=== MATERIAL SHOWN ===
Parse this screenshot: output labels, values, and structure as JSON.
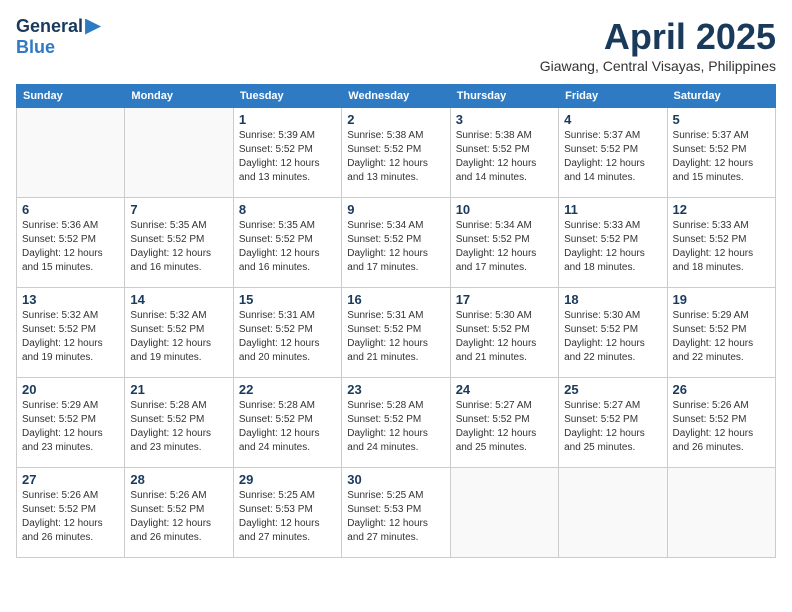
{
  "logo": {
    "general": "General",
    "blue": "Blue"
  },
  "title": {
    "month_year": "April 2025",
    "location": "Giawang, Central Visayas, Philippines"
  },
  "header_days": [
    "Sunday",
    "Monday",
    "Tuesday",
    "Wednesday",
    "Thursday",
    "Friday",
    "Saturday"
  ],
  "weeks": [
    [
      {
        "day": "",
        "info": ""
      },
      {
        "day": "",
        "info": ""
      },
      {
        "day": "1",
        "info": "Sunrise: 5:39 AM\nSunset: 5:52 PM\nDaylight: 12 hours\nand 13 minutes."
      },
      {
        "day": "2",
        "info": "Sunrise: 5:38 AM\nSunset: 5:52 PM\nDaylight: 12 hours\nand 13 minutes."
      },
      {
        "day": "3",
        "info": "Sunrise: 5:38 AM\nSunset: 5:52 PM\nDaylight: 12 hours\nand 14 minutes."
      },
      {
        "day": "4",
        "info": "Sunrise: 5:37 AM\nSunset: 5:52 PM\nDaylight: 12 hours\nand 14 minutes."
      },
      {
        "day": "5",
        "info": "Sunrise: 5:37 AM\nSunset: 5:52 PM\nDaylight: 12 hours\nand 15 minutes."
      }
    ],
    [
      {
        "day": "6",
        "info": "Sunrise: 5:36 AM\nSunset: 5:52 PM\nDaylight: 12 hours\nand 15 minutes."
      },
      {
        "day": "7",
        "info": "Sunrise: 5:35 AM\nSunset: 5:52 PM\nDaylight: 12 hours\nand 16 minutes."
      },
      {
        "day": "8",
        "info": "Sunrise: 5:35 AM\nSunset: 5:52 PM\nDaylight: 12 hours\nand 16 minutes."
      },
      {
        "day": "9",
        "info": "Sunrise: 5:34 AM\nSunset: 5:52 PM\nDaylight: 12 hours\nand 17 minutes."
      },
      {
        "day": "10",
        "info": "Sunrise: 5:34 AM\nSunset: 5:52 PM\nDaylight: 12 hours\nand 17 minutes."
      },
      {
        "day": "11",
        "info": "Sunrise: 5:33 AM\nSunset: 5:52 PM\nDaylight: 12 hours\nand 18 minutes."
      },
      {
        "day": "12",
        "info": "Sunrise: 5:33 AM\nSunset: 5:52 PM\nDaylight: 12 hours\nand 18 minutes."
      }
    ],
    [
      {
        "day": "13",
        "info": "Sunrise: 5:32 AM\nSunset: 5:52 PM\nDaylight: 12 hours\nand 19 minutes."
      },
      {
        "day": "14",
        "info": "Sunrise: 5:32 AM\nSunset: 5:52 PM\nDaylight: 12 hours\nand 19 minutes."
      },
      {
        "day": "15",
        "info": "Sunrise: 5:31 AM\nSunset: 5:52 PM\nDaylight: 12 hours\nand 20 minutes."
      },
      {
        "day": "16",
        "info": "Sunrise: 5:31 AM\nSunset: 5:52 PM\nDaylight: 12 hours\nand 21 minutes."
      },
      {
        "day": "17",
        "info": "Sunrise: 5:30 AM\nSunset: 5:52 PM\nDaylight: 12 hours\nand 21 minutes."
      },
      {
        "day": "18",
        "info": "Sunrise: 5:30 AM\nSunset: 5:52 PM\nDaylight: 12 hours\nand 22 minutes."
      },
      {
        "day": "19",
        "info": "Sunrise: 5:29 AM\nSunset: 5:52 PM\nDaylight: 12 hours\nand 22 minutes."
      }
    ],
    [
      {
        "day": "20",
        "info": "Sunrise: 5:29 AM\nSunset: 5:52 PM\nDaylight: 12 hours\nand 23 minutes."
      },
      {
        "day": "21",
        "info": "Sunrise: 5:28 AM\nSunset: 5:52 PM\nDaylight: 12 hours\nand 23 minutes."
      },
      {
        "day": "22",
        "info": "Sunrise: 5:28 AM\nSunset: 5:52 PM\nDaylight: 12 hours\nand 24 minutes."
      },
      {
        "day": "23",
        "info": "Sunrise: 5:28 AM\nSunset: 5:52 PM\nDaylight: 12 hours\nand 24 minutes."
      },
      {
        "day": "24",
        "info": "Sunrise: 5:27 AM\nSunset: 5:52 PM\nDaylight: 12 hours\nand 25 minutes."
      },
      {
        "day": "25",
        "info": "Sunrise: 5:27 AM\nSunset: 5:52 PM\nDaylight: 12 hours\nand 25 minutes."
      },
      {
        "day": "26",
        "info": "Sunrise: 5:26 AM\nSunset: 5:52 PM\nDaylight: 12 hours\nand 26 minutes."
      }
    ],
    [
      {
        "day": "27",
        "info": "Sunrise: 5:26 AM\nSunset: 5:52 PM\nDaylight: 12 hours\nand 26 minutes."
      },
      {
        "day": "28",
        "info": "Sunrise: 5:26 AM\nSunset: 5:52 PM\nDaylight: 12 hours\nand 26 minutes."
      },
      {
        "day": "29",
        "info": "Sunrise: 5:25 AM\nSunset: 5:53 PM\nDaylight: 12 hours\nand 27 minutes."
      },
      {
        "day": "30",
        "info": "Sunrise: 5:25 AM\nSunset: 5:53 PM\nDaylight: 12 hours\nand 27 minutes."
      },
      {
        "day": "",
        "info": ""
      },
      {
        "day": "",
        "info": ""
      },
      {
        "day": "",
        "info": ""
      }
    ]
  ]
}
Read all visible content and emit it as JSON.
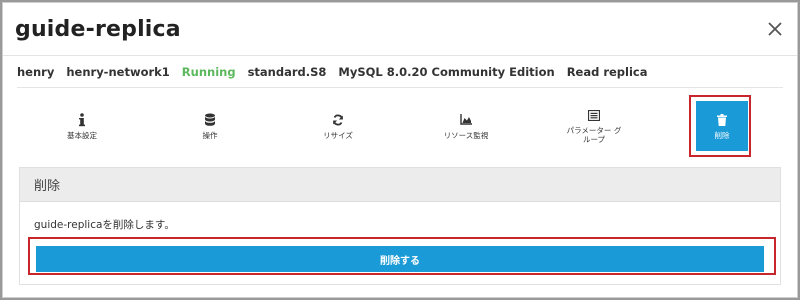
{
  "modal": {
    "title": "guide-replica",
    "close_icon": "close-icon"
  },
  "info": {
    "user": "henry",
    "network": "henry-network1",
    "status": "Running",
    "plan": "standard.S8",
    "engine": "MySQL 8.0.20 Community Edition",
    "role": "Read replica"
  },
  "colors": {
    "accent": "#1a9ad6",
    "status_running": "#5cb85c",
    "highlight": "#c9252c"
  },
  "tabs": [
    {
      "label": "基本設定",
      "icon": "info-icon"
    },
    {
      "label": "操作",
      "icon": "database-icon"
    },
    {
      "label": "リサイズ",
      "icon": "refresh-icon"
    },
    {
      "label": "リソース監視",
      "icon": "area-chart-icon"
    },
    {
      "label": "パラメーター グループ",
      "icon": "list-icon"
    },
    {
      "label": "削除",
      "icon": "trash-icon",
      "active": true
    }
  ],
  "panel": {
    "heading": "削除",
    "message": "guide-replicaを削除します。",
    "button_label": "削除する"
  }
}
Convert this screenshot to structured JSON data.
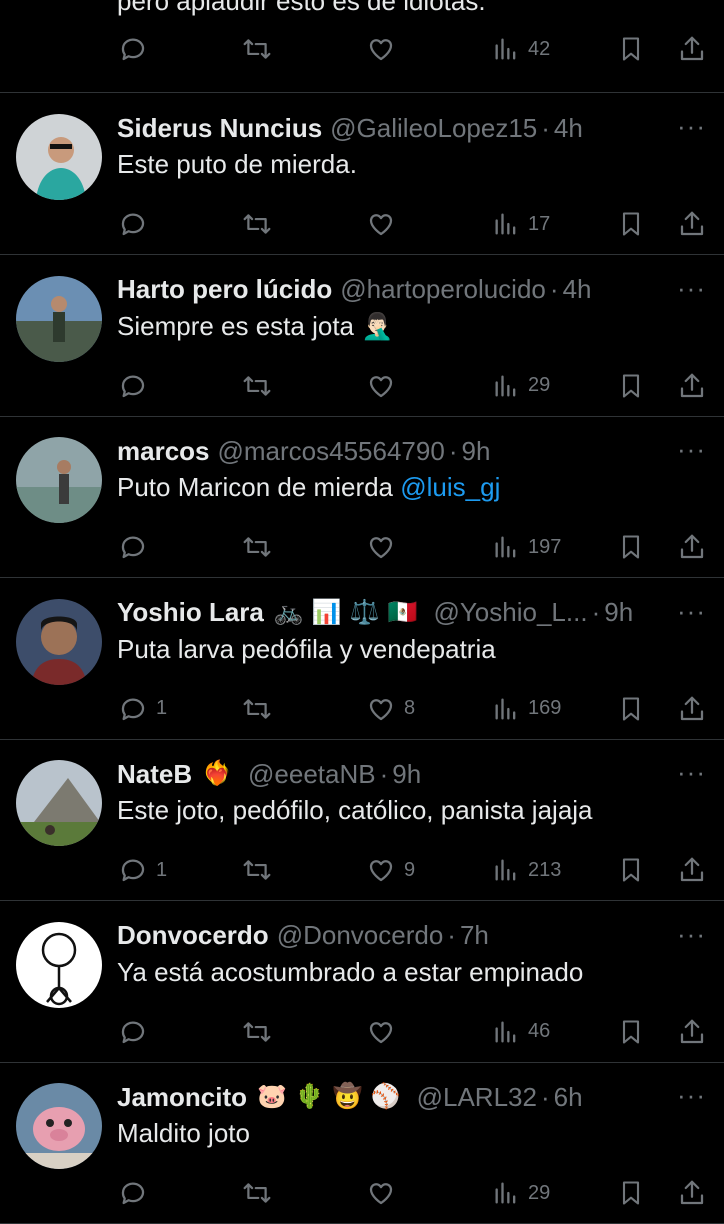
{
  "top_partial": {
    "text": "pero aplaudir esto es de idiotas.",
    "views": "42"
  },
  "icons": {
    "reply": "reply-icon",
    "repost": "repost-icon",
    "like": "heart-icon",
    "views": "views-icon",
    "bookmark": "bookmark-icon",
    "share": "share-icon",
    "more": "more-icon"
  },
  "replies": [
    {
      "name": "Siderus Nuncius",
      "emojis": [],
      "handle": "@GalileoLopez15",
      "time": "4h",
      "text": "Este puto de mierda.",
      "mention": "",
      "replies": "",
      "likes": "",
      "views": "17"
    },
    {
      "name": "Harto pero lúcido",
      "emojis": [],
      "handle": "@hartoperolucido",
      "time": "4h",
      "text": "Siempre es esta jota 🤦🏻‍♂️",
      "mention": "",
      "replies": "",
      "likes": "",
      "views": "29"
    },
    {
      "name": "marcos",
      "emojis": [],
      "handle": "@marcos45564790",
      "time": "9h",
      "text": "Puto Maricon de mierda ",
      "mention": "@luis_gj",
      "replies": "",
      "likes": "",
      "views": "197"
    },
    {
      "name": "Yoshio Lara",
      "emojis": [
        "🚲",
        "📊",
        "⚖️",
        "🇲🇽"
      ],
      "handle": "@Yoshio_L...",
      "time": "9h",
      "text": "Puta larva pedófila y vendepatria",
      "mention": "",
      "replies": "1",
      "likes": "8",
      "views": "169"
    },
    {
      "name": "NateB",
      "emojis": [
        "❤️‍🔥"
      ],
      "handle": "@eeetaNB",
      "time": "9h",
      "text": "Este joto, pedófilo, católico, panista jajaja",
      "mention": "",
      "replies": "1",
      "likes": "9",
      "views": "213"
    },
    {
      "name": "Donvocerdo",
      "emojis": [],
      "handle": "@Donvocerdo",
      "time": "7h",
      "text": "Ya está acostumbrado a estar empinado",
      "mention": "",
      "replies": "",
      "likes": "",
      "views": "46"
    },
    {
      "name": "Jamoncito",
      "emojis": [
        "🐷",
        "🌵",
        "🤠",
        "⚾"
      ],
      "handle": "@LARL32",
      "time": "6h",
      "text": "Maldito joto",
      "mention": "",
      "replies": "",
      "likes": "",
      "views": "29"
    }
  ],
  "colors": {
    "background": "#000000",
    "text": "#e7e9ea",
    "muted": "#71767b",
    "link": "#1d9bf0",
    "divider": "#2f3336"
  }
}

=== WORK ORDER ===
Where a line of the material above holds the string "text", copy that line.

=== SOLUTION FOR THIS TASK ===
    "text": "pero aplaudir esto es de idiotas.",
      "text": "Este puto de mierda.",
      "text": "Siempre es esta jota 🤦🏻‍♂️",
      "text": "Puto Maricon de mierda ",
      "text": "Puta larva pedófila y vendepatria",
      "text": "Este joto, pedófilo, católico, panista jajaja",
      "text": "Ya está acostumbrado a estar empinado",
      "text": "Maldito joto",
    "text": "#e7e9ea",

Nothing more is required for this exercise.